What is the role of exactitude in the genesis of knowledge? The aim of this decidedly interdisciplinary research project is to analyze, together with our international partner Columbia University in New York City, the historical development, theoretical structure, and practical efficacy of those procedures that, beyond the natural sciences and engineering, shape knowledge production in art, social science, and humanities contexts. The central question is how, within each academic discipline and area of research, a specific concept of exactitude determines the manner in which knowledge is gleaned and embedded. Through which representations, media, and practices is it realized and how does it directly modify the results-prints and paintings, literary texts, economic prognoses-and, not least, the very methodology of the discipline? After a fundamental clarification of terms and concepts, we shall-on the basis of case studies-analyze the conditions and genesis of the cultural techniques, rhetoric, and representations of exactitude. Aim is to determine the way in which ideas of ›exact‹ work are similar across the disciplines as well as how they differ and where they mutually effect one another. To date, there has been almost no reflection on the fact that the varying methodologies of the arts, the humanities, and the social sciences make recourse to specific concepts of scientific exactitude, whether in researching, reading, judging, interpreting, describing, correcting, producing, narrativizing, or revising. Neither has the role of exactitude in the theoretical toolbox of the humanities yet been analyzed in any depth.

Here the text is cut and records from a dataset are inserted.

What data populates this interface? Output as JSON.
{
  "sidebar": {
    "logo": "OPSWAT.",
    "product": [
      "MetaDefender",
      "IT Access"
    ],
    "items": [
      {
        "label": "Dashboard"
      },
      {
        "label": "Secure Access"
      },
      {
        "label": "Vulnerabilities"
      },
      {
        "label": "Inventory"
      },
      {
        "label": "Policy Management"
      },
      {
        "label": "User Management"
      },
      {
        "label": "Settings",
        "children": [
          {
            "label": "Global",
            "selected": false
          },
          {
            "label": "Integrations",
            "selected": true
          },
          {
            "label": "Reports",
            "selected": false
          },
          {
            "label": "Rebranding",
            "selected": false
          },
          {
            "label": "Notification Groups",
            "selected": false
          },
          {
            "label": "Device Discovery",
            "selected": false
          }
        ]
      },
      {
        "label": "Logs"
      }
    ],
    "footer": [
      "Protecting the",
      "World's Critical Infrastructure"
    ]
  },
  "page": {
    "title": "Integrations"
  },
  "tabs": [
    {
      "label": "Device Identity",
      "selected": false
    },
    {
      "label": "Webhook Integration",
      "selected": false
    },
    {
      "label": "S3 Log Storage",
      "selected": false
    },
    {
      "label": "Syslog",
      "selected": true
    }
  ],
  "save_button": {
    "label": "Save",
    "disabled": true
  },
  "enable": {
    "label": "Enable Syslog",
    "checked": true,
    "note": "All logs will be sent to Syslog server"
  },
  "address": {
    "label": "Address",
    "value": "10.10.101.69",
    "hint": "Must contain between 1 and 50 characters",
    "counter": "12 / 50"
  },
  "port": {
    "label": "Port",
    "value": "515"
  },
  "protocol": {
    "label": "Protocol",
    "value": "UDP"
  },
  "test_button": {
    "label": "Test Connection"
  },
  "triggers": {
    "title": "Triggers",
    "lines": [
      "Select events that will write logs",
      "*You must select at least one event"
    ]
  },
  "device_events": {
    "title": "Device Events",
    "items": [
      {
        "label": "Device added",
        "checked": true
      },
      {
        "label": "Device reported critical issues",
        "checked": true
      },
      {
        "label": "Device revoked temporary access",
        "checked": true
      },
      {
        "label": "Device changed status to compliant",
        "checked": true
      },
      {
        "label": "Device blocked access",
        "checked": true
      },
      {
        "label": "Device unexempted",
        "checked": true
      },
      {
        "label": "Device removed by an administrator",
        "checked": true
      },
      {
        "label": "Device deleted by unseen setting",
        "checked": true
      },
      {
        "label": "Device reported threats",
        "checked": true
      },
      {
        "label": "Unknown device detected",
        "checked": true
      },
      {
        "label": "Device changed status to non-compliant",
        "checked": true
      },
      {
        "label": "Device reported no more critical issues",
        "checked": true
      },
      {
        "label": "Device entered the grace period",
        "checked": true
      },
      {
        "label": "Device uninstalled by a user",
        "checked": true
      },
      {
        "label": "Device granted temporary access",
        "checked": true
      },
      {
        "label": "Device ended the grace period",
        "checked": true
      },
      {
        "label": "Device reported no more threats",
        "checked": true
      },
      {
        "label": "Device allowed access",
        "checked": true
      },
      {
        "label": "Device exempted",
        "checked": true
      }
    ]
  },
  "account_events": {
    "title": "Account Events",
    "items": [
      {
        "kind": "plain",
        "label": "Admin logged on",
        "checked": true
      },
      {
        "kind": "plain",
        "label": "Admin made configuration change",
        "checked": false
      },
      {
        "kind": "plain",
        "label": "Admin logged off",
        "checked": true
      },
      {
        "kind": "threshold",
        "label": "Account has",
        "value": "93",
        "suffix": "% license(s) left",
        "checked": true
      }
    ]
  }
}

The project consists of four research parts: Image (Ubl), Writing (Honold), Number (Dommann), and Cultural Techniques (Krajewski). The structure follows a historical and a systematic axis: The historical axis shall structure the reconstruction of media of exactitude in the social sciences and humanities along a historical trajectory. It builds a temporal arc (from the Greek ακρίβεια to algorithmic precision in the digital humanities) within which the ideals, procedures, and forms of representation of generation of exact knowledge can be placed. The systematic axis shall differentiate between the individual processes and practices through which exactitude is created, secured, and verified in varying methods, as well as in work and research routines. In these explorations, all research parts refuse both a one-sided anthropocentric view of exact work as the purview of (ingenious) scientific, scholarly and artistic subjects as well as a purely technical definition as precision aided by instruments. Instead they examine specific medial practices, means of representation, and epistemological ideals of exactitude in the context of images, writing, and numbers through a historical and systematic study of the cultural techniques with which they are engendered and applied (such as, for example, comparing, correcting, detailing, classifying, controlling, etc.)..subpro
Members of the Sinergia-Project